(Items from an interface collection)

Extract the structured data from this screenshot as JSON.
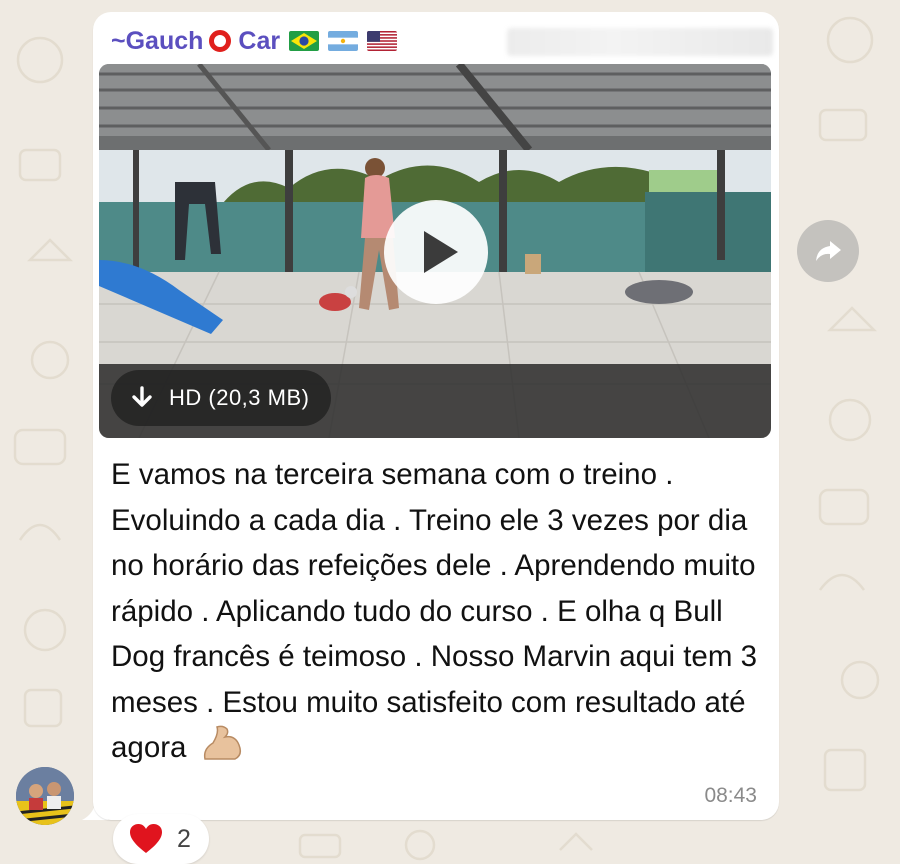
{
  "sender": {
    "name_prefix": "~Gauch",
    "name_suffix": "Car",
    "flags": [
      "brazil-flag",
      "argentina-flag",
      "usa-flag"
    ]
  },
  "video": {
    "download_label": "HD (20,3 MB)"
  },
  "message": {
    "text": "E vamos na terceira semana com o treino . Evoluindo a cada dia . Treino ele 3 vezes por dia no horário das refeições dele . Aprendendo muito rápido . Aplicando tudo do curso . E olha q Bull Dog francês é teimoso . Nosso Marvin aqui tem 3 meses . Estou muito satisfeito com resultado até agora",
    "emoji": "flexed-biceps",
    "time": "08:43"
  },
  "reaction": {
    "emoji": "red-heart",
    "count": "2"
  },
  "colors": {
    "sender_name": "#5b4fbf",
    "background": "#efeae2",
    "bubble": "#ffffff"
  }
}
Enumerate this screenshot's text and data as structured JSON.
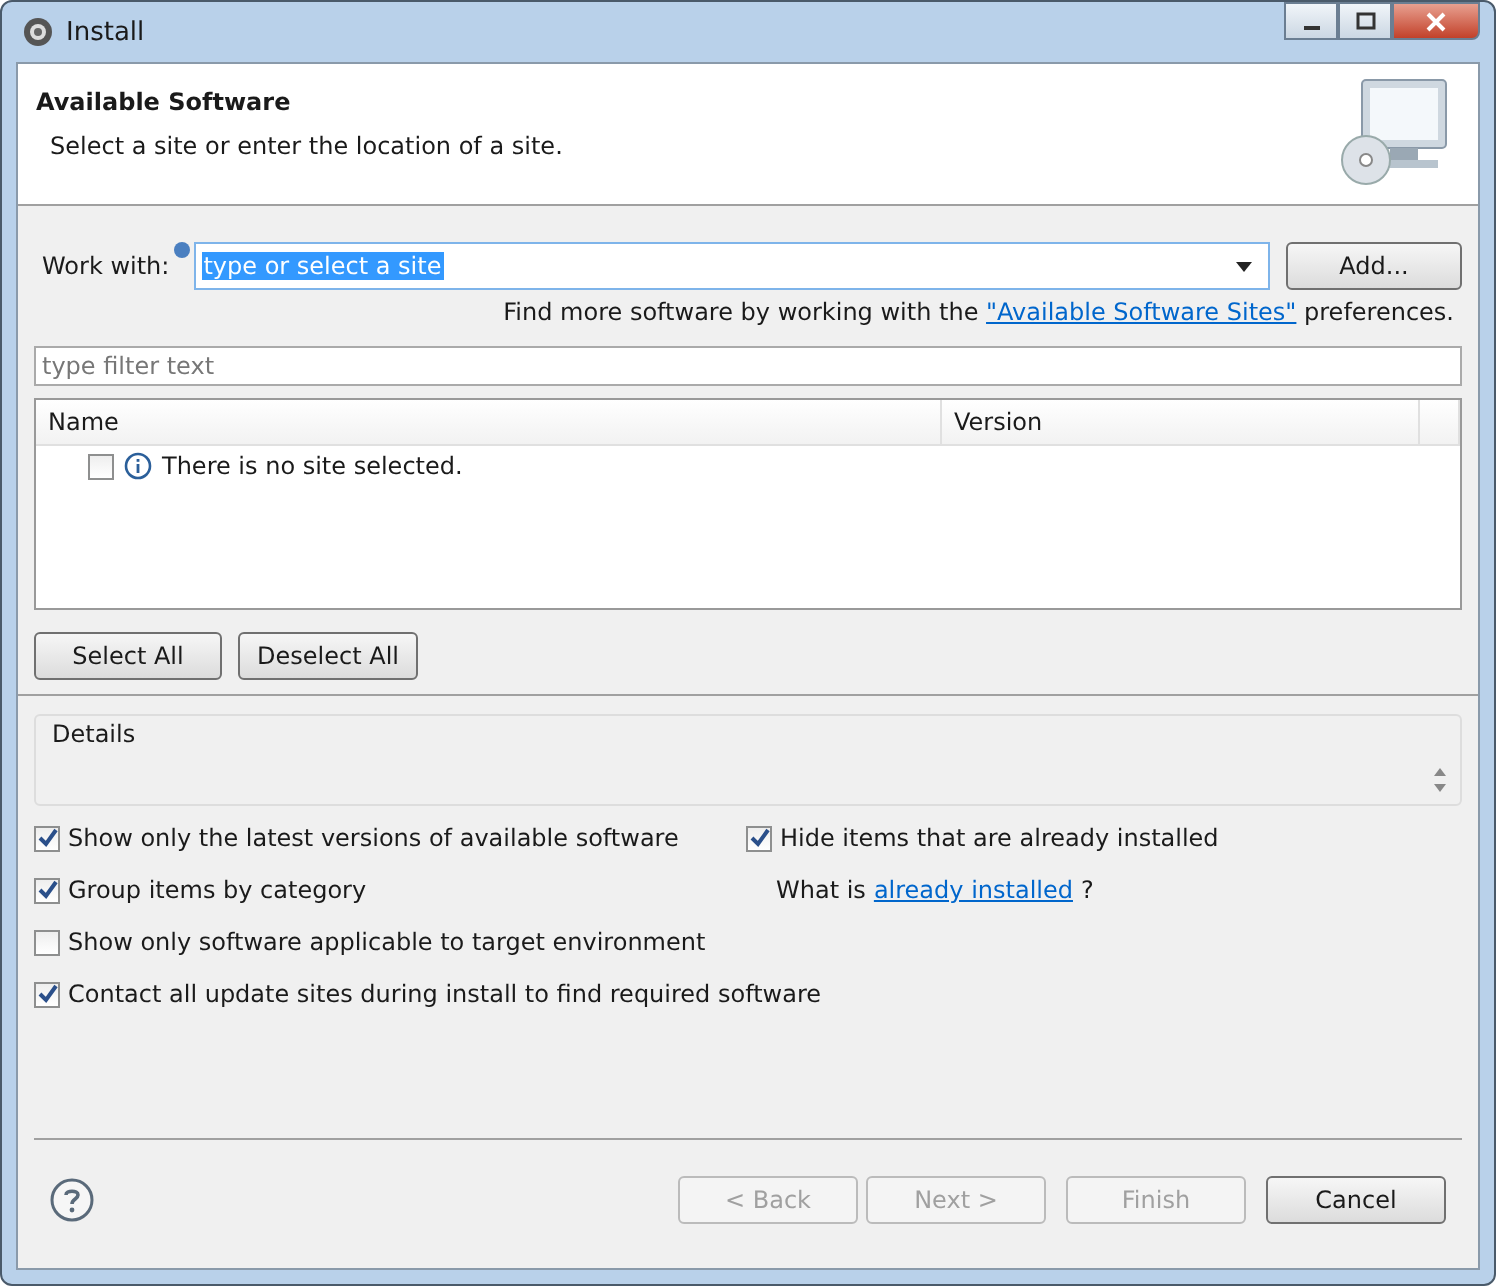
{
  "window": {
    "title": "Install"
  },
  "header": {
    "title": "Available Software",
    "description": "Select a site or enter the location of a site."
  },
  "work_with": {
    "label": "Work with:",
    "value": "type or select a site",
    "add_button": "Add..."
  },
  "more_software": {
    "before": "Find more software by working with the",
    "link": "\"Available Software Sites\"",
    "after": "preferences."
  },
  "filter": {
    "placeholder": "type filter text"
  },
  "table": {
    "columns": [
      "Name",
      "Version"
    ],
    "rows": [
      {
        "text": "There is no site selected.",
        "checked": false
      }
    ]
  },
  "selection_buttons": [
    "Select All",
    "Deselect All"
  ],
  "details": {
    "label": "Details"
  },
  "options": [
    {
      "label": "Show only the latest versions of available software",
      "checked": true
    },
    {
      "label": "Hide items that are already installed",
      "checked": true
    },
    {
      "label": "Group items by category",
      "checked": true
    },
    {
      "label": "Show only software applicable to target environment",
      "checked": false
    },
    {
      "label": "Contact all update sites during install to find required software",
      "checked": true
    }
  ],
  "installed_note": {
    "before": "What is",
    "link": "already installed",
    "after": "?"
  },
  "buttons": [
    {
      "label": "< Back",
      "disabled": true
    },
    {
      "label": "Next >",
      "disabled": true
    },
    {
      "label": "Finish",
      "disabled": true
    },
    {
      "label": "Cancel",
      "disabled": false
    }
  ]
}
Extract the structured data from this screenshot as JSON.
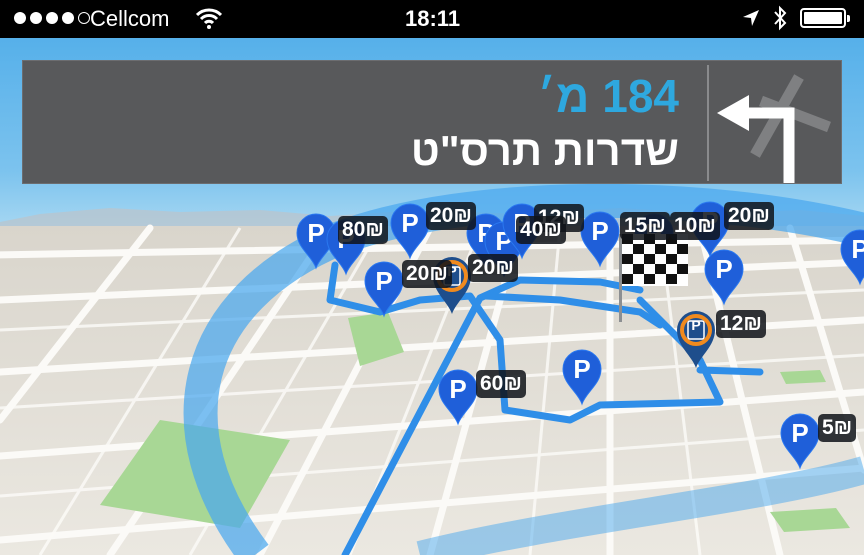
{
  "status_bar": {
    "signal_filled": 4,
    "signal_total": 5,
    "carrier": "Cellcom",
    "time": "18:11"
  },
  "navigation": {
    "distance": "184 מ׳",
    "street": "שדרות תרס\"ט",
    "maneuver_icon": "turn-left-arrow"
  },
  "parking": {
    "pin_letter": "P",
    "lot_letter": "P",
    "prices": [
      "80₪",
      "20₪",
      "12₪",
      "20₪",
      "40₪",
      "15₪",
      "10₪",
      "20₪",
      "20₪",
      "20₪",
      "12₪",
      "60₪",
      "5₪"
    ]
  },
  "colors": {
    "route": "#2f8ee8",
    "pin_blue": "#1f5fd9",
    "lot_pin": "#1e4e8c",
    "lot_ring": "#f08a1e",
    "banner_bg": "#58595b",
    "distance_text": "#2ea8df"
  }
}
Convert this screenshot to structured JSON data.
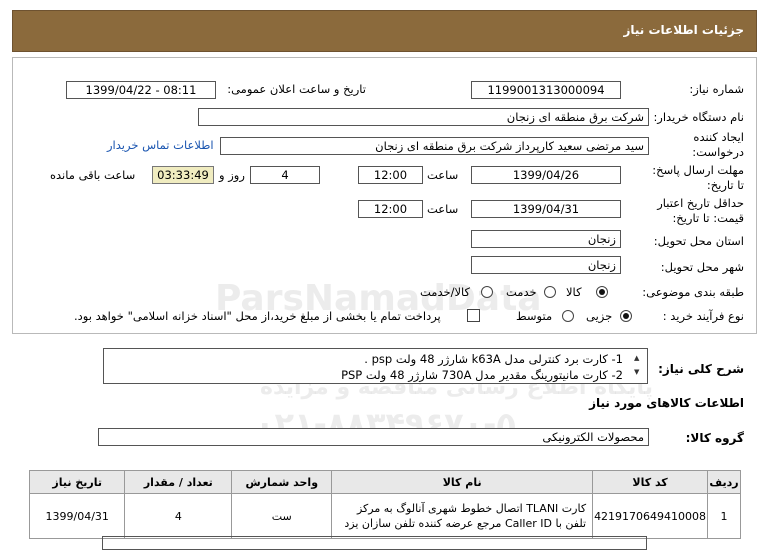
{
  "header": {
    "title": "جزئیات اطلاعات نیاز"
  },
  "form": {
    "need_number_label": "شماره نیاز:",
    "need_number": "1199001313000094",
    "announce_label": "تاریخ و ساعت اعلان عمومی:",
    "announce_value": "1399/04/22 - 08:11",
    "buyer_label": "نام دستگاه خریدار:",
    "buyer_value": "شرکت برق منطقه ای زنجان",
    "creator_label_1": "ایجاد کننده",
    "creator_label_2": "درخواست:",
    "creator_value": "سید مرتضی  سعید کارپرداز شرکت برق منطقه ای زنجان",
    "contact_link": "اطلاعات تماس خریدار",
    "deadline_label_1": "مهلت ارسال پاسخ:",
    "deadline_label_2": "تا تاریخ:",
    "deadline_date": "1399/04/26",
    "time_label": "ساعت",
    "deadline_time": "12:00",
    "days_value": "4",
    "days_label": "روز و",
    "timer_value": "03:33:49",
    "remaining_label": "ساعت باقی مانده",
    "validity_label_1": "حداقل تاریخ اعتبار",
    "validity_label_2": "قیمت: تا تاریخ:",
    "validity_date": "1399/04/31",
    "validity_time": "12:00",
    "province_label": "استان محل تحویل:",
    "province_value": "زنجان",
    "city_label": "شهر محل تحویل:",
    "city_value": "زنجان",
    "category_label": "طبقه بندی موضوعی:",
    "category_options": [
      "کالا",
      "خدمت",
      "کالا/خدمت"
    ],
    "category_selected": "کالا",
    "process_label": "نوع فرآیند خرید :",
    "process_options": [
      "جزیی",
      "متوسط"
    ],
    "process_selected": "جزیی",
    "payment_note": "پرداخت تمام یا بخشی از مبلغ خرید،از محل \"اسناد خزانه اسلامی\" خواهد بود."
  },
  "description": {
    "label": "شرح کلی نیاز:",
    "lines": [
      "1- کارت برد کنترلی مدل k63A شارژر 48 ولت psp  .",
      "2- کارت مانیتورینگ مقدیر مدل 730A شارژر 48 ولت PSP"
    ]
  },
  "goods": {
    "section_title": "اطلاعات کالاهای مورد نیاز",
    "group_label": "گروه کالا:",
    "group_value": "محصولات الکترونیکی",
    "columns": [
      "ردیف",
      "کد کالا",
      "نام کالا",
      "واحد شمارش",
      "تعداد / مقدار",
      "تاریخ نیاز"
    ],
    "rows": [
      {
        "row": "1",
        "code": "4219170649410008",
        "name": "کارت TLANI اتصال خطوط شهری آنالوگ به مرکز تلفن با Caller ID مرجع عرضه کننده تلفن سازان یزد",
        "unit": "ست",
        "qty": "4",
        "date": "1399/04/31"
      }
    ]
  },
  "watermark": {
    "line1": "ParsNamadData",
    "line2": "پایگاه اطلاع رسانی مناقصه و مزایده",
    "phone": "۰۲۱-۸۸۳۴۹۶۷۰-۵"
  },
  "colors": {
    "header_bg": "#8b6a3c",
    "timer_bg": "#f0ecc0",
    "link": "#1a55b0"
  }
}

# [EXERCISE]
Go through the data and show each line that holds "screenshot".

# [SOLVED EXERCISE]
Extract the structured data from this screenshot as JSON.
Enumerate this screenshot's text and data as structured JSON.
Extract the structured data from this screenshot as JSON.
Convert this screenshot to structured JSON data.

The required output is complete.